How a Box of Skittles Got One South Carolina Correctional Officer Put Behind Bars

A correctional officer has been booked into the facility she used to work at after she was caught using a Skittles box to smuggle weed.

Taliyah Fewell - a 23-year-old correctional officer from South Carolina - is facing charges of furnishing contraband to inmates after a cache of weed and cigarettes was discovered behind a shower.

She was arrested at her home and booked by the Richland County Sheriff's Department on May 6. A search of her apartment turned up an undisclosed amount of cannabis alongside a letter between Fewell and an inmate at the facility she worked in.

But how did the official trace the prison-bound marijuana back to Fewell? As it turns out it wasn't because she was caught by a fellow officer, or spotted on a security camera. Instead, an inmate told authorities that he had seen Fewell distributing cannabis to several detainees by using a Skittles box to hide the illicit stash.

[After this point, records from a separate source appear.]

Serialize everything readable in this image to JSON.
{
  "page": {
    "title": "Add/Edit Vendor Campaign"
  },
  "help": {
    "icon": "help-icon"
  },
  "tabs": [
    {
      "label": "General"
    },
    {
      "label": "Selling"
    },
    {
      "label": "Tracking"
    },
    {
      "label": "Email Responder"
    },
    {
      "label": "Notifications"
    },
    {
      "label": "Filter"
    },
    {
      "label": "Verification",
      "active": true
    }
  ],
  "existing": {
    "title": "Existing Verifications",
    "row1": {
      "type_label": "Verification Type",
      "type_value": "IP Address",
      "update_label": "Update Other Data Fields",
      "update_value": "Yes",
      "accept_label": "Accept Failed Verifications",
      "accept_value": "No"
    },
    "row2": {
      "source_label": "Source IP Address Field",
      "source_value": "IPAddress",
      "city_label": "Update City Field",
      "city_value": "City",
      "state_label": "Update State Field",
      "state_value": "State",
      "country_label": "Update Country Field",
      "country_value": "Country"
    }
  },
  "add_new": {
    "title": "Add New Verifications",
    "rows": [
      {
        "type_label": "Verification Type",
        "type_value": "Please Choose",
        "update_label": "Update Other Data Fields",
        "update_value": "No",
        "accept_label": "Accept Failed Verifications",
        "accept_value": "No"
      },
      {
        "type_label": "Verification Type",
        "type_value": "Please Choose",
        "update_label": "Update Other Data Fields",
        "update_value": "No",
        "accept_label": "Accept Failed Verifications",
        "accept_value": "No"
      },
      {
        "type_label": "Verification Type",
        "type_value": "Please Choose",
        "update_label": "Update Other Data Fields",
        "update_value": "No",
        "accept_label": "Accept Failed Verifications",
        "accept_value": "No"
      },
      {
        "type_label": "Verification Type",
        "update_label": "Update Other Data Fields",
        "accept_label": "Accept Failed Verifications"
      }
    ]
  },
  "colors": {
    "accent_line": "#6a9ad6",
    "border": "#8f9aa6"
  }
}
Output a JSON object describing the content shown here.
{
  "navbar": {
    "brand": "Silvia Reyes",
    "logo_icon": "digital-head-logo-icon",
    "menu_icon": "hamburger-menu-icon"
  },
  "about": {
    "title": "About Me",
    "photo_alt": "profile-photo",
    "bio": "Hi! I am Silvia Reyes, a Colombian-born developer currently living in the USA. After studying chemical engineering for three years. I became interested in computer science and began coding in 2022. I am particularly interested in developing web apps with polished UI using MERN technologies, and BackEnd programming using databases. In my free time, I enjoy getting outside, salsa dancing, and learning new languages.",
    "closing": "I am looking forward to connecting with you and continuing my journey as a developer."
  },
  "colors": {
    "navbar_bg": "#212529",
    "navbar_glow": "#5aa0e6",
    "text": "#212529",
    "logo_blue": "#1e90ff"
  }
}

Fewell isn't the only correctional officer from a Southeastern state to use food as a means to smuggle cannabis to inmates. Zaquana Hampton recently faced similar charges when she attempted to smuggle 12 ounces of cannabis into a Georgia prison using a Subway sandwich.

Fewell could face pretty steep punishment for this offense, since South Carolina still enforces cannabis prohibition. The charge of furnishing contraband to inmates is a felony offense, which could net her a fine as high as $10,000 and up to 10 years in prison.

Latest.

TIME magazine has just released the newest iteration of their '25 Most Influential People on the Internet' list. And while for most of these people cannabis policy reform isn't their key concern, most of them have still voiced their views on the matter. And when you have this much clout, even an off-hand comment can go a long way towards shaping people's opinions.

Can we see some ID please?

You must be 19 years of age or older to enter.